Nonketotic Hyperglycinemia Overview - Nonketotic Hyperglycinemia

Disease Overview

Nonketotic hyperglycinemia (NKH), also known as glycine encephalopathy, is a severe and rare disorder affecting about one in every 60,000 live births. The condition impairs nervous tissue, including the brain, leading to such symptoms as seizures, breathing and feeding difficulties, muscle limpness, and lethargy. Many patients progress to coma leading to death. Of those who survive, almost all patients go on to develop severe intellectual disability. The disease usually becomes apparent soon after birth, but sometimes symptoms start to arise in later infancy, or more rarely, in childhood or adulthood. It affects boys as often as girls, though girls tend to be more severely affected. Unfortunately, the condition is not currently curable, though treatments help limit the severity of certain symptoms. Through ongoing research, scientists hope to develop better treatments for this devastating disease.

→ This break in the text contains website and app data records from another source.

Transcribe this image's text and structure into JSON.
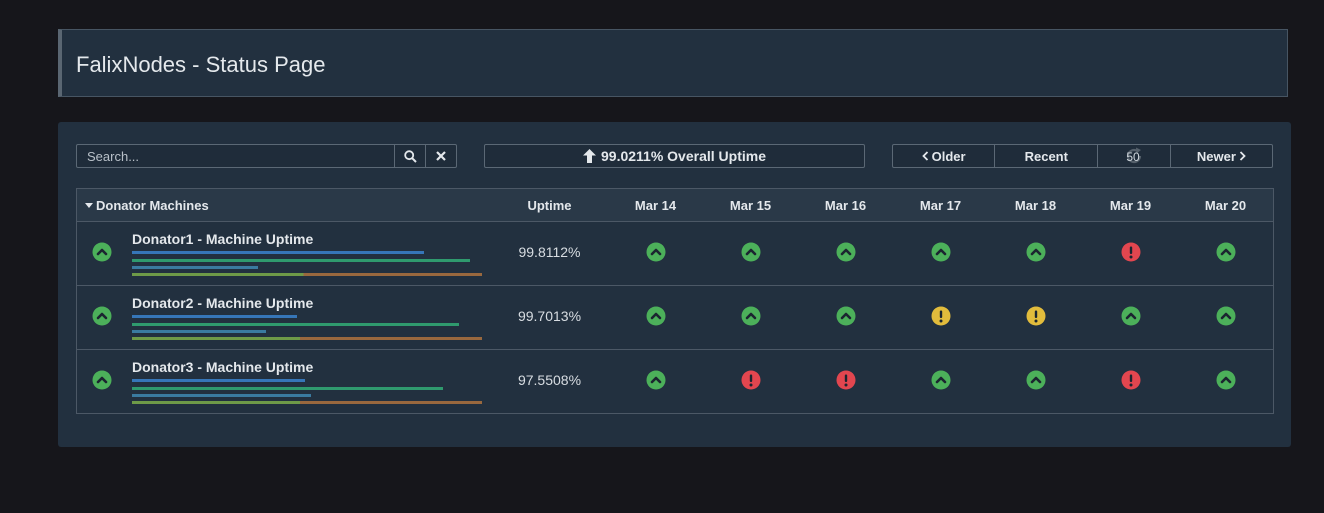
{
  "header": {
    "title": "FalixNodes - Status Page"
  },
  "search": {
    "placeholder": "Search..."
  },
  "overall": {
    "text": "99.0211% Overall Uptime"
  },
  "pager": {
    "older": "Older",
    "recent": "Recent",
    "refresh_count": "50",
    "newer": "Newer"
  },
  "table": {
    "group_label": "Donator Machines",
    "uptime_header": "Uptime",
    "dates": [
      "Mar 14",
      "Mar 15",
      "Mar 16",
      "Mar 17",
      "Mar 18",
      "Mar 19",
      "Mar 20"
    ],
    "rows": [
      {
        "name": "Donator1 - Machine Uptime",
        "uptime": "99.8112%",
        "days": [
          "up",
          "up",
          "up",
          "up",
          "up",
          "down",
          "up"
        ]
      },
      {
        "name": "Donator2 - Machine Uptime",
        "uptime": "99.7013%",
        "days": [
          "up",
          "up",
          "up",
          "warn",
          "warn",
          "up",
          "up"
        ]
      },
      {
        "name": "Donator3 - Machine Uptime",
        "uptime": "97.5508%",
        "days": [
          "up",
          "down",
          "down",
          "up",
          "up",
          "down",
          "up"
        ]
      }
    ]
  },
  "colors": {
    "up": "#4cb05a",
    "warn": "#e2bc3c",
    "down": "#e2464f"
  },
  "icons": {
    "up": "chevron-up-circle-icon",
    "warn": "exclamation-circle-icon",
    "down": "exclamation-circle-icon"
  }
}
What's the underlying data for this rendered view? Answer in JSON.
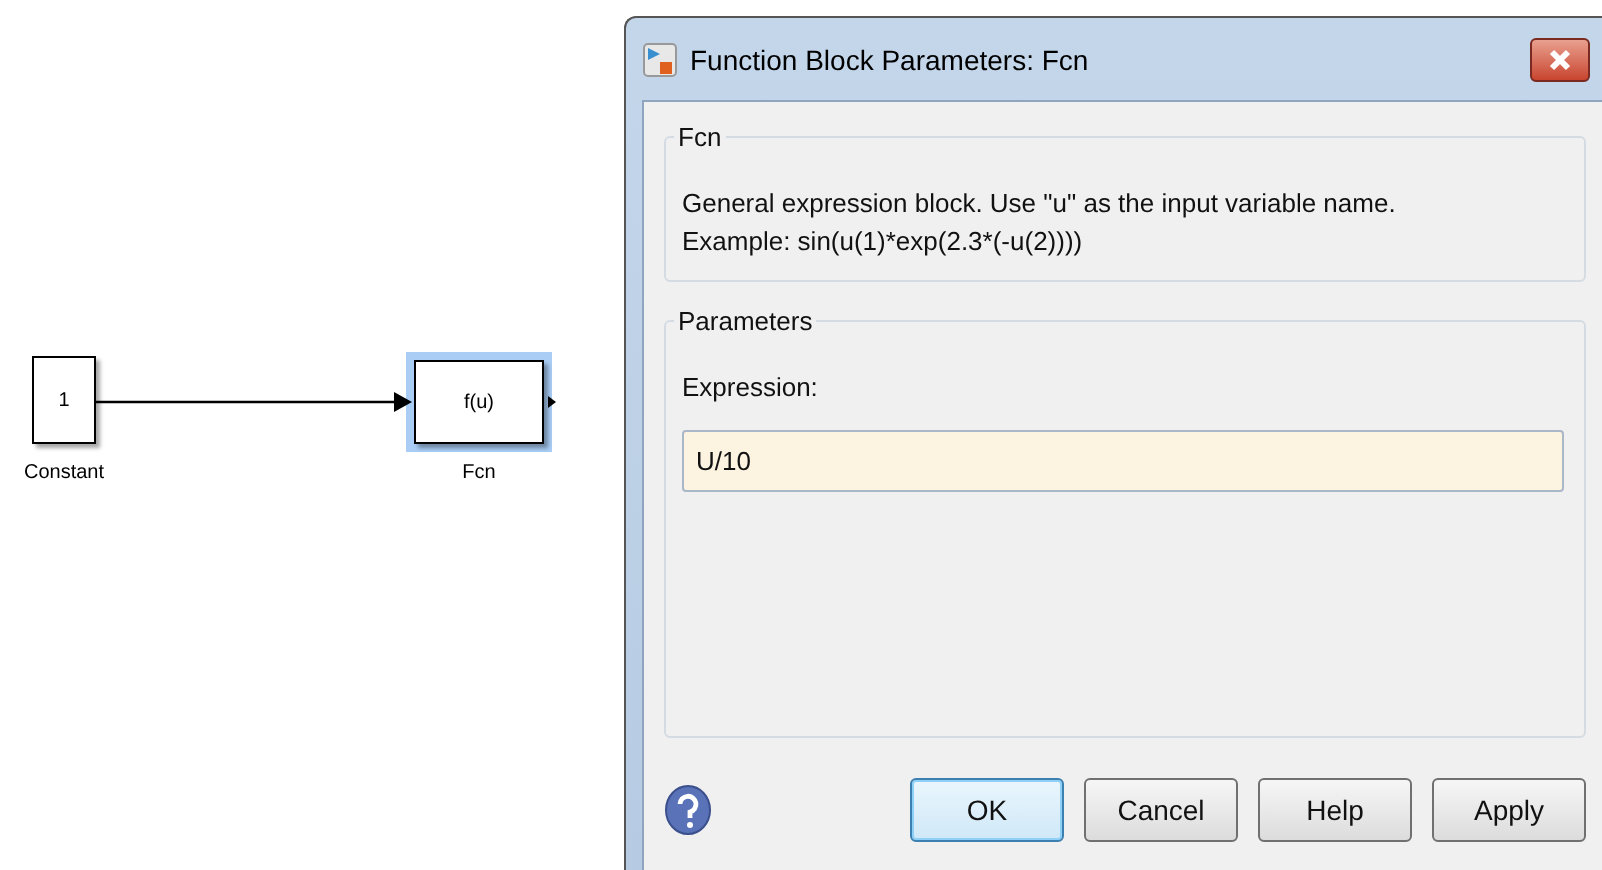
{
  "diagram": {
    "blocks": [
      {
        "text": "1",
        "label": "Constant",
        "selected": false
      },
      {
        "text": "f(u)",
        "label": "Fcn",
        "selected": true
      }
    ]
  },
  "dialog": {
    "title": "Function Block Parameters: Fcn",
    "description_group": {
      "title": "Fcn",
      "lines": [
        "General expression block. Use \"u\" as the input variable name.",
        "Example: sin(u(1)*exp(2.3*(-u(2))))"
      ]
    },
    "parameters_group": {
      "title": "Parameters",
      "field_label": "Expression:",
      "value": "U/10"
    },
    "buttons": [
      {
        "label": "OK",
        "default": true
      },
      {
        "label": "Cancel",
        "default": false
      },
      {
        "label": "Help",
        "default": false
      },
      {
        "label": "Apply",
        "default": false
      }
    ]
  }
}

The disorder is triggered by abnormally high amounts of a specific molecule, glycine. Glycine is a normal substance in the body, but at elevated levels it can cause significant medical problems. This molecule is an amino acid, one of the building blocks of proteins, the substances responsible for many body processes. In the brain and spinal cord glycine also acts a neurotransmitter, a signaling molecule that transmits messages between regions of the brain and nervous system. Under normal circumstances, excess glycine is broken down into its component parts by a group of proteins working together as an enzyme complex, called the “glycine cleavage system;” but in nonketotic hyperglycinemia (NKH) this system doesn’t work properly. Normally this enzyme complex is very active in the brain and liver, and lack of this functioning enzyme causes the clinical symptoms of NKH. Most patients with NKH have no detectable levels of the enzyme, but others do have some effective enzyme, just at much lower levels than normal. NKH is the second most common disorder of amino acid processing and metabolism (after phenylketonuria, or PKU.)

Most of the time, nonketotic hyperglycinemia (NKH) is caused by a mutation in one of two genes. These genes are portions of DNA, the heritable material passed down from parents to children. Both of these genes contribute to the formation of the glycine cleavage enzyme complex. Due to a mutation causing a change in the genetic sequence, the enzyme no longer works properly, leading to the buildup of glycine in the tissues. This excess glycine is thought to contribute to the clinical features of NKH, though researchers are still trying to understand the mechanisms involved.

nonketotic hyperglycinemia (NKH) is an autosomal recessive condition. That means that in order to get NKH, a person needs two copies of defective genes—one from each parent. People with a single defective gene do not have the disease, but if they have a child with another person with a defective gene, they have a one in four chance of having a child with the disorder. About 1 in 125 people are carriers of one of these defective genes.

Siblings of affected individuals are at risk for the disease. At conception, each sibling has a 25% chance of being affected. The sibling has a 50% chance of being unaffected but being a carrier for the mutated gene, and a 25% chance of being unaffected and not being a carrier for the gene. Once an at-risk sibling is known to be unaffected, his risk of being a carrier is 2/3. A sibling of a parent of a patient with the condition has a 50% chance of being a carrier as well. Carrier status can be tested with molecular genetic techniques.

There are several forms of nonketotic hyperglycinemia (NKH). In the most common kind, neonatal NKH, infants show problems in the first few hours or days of life. In infantile NKH, the next most common kind, symptoms begin later in infancy. Atypically, symptoms of the condition may appear later in childhood or even in adulthood.

Most of the time, nonketotic hyperglycinemia appears after a pregnancy that appeared normal. Sometimes a mother reports abnormal fetal movements, perceived as fetal “hiccoughs.”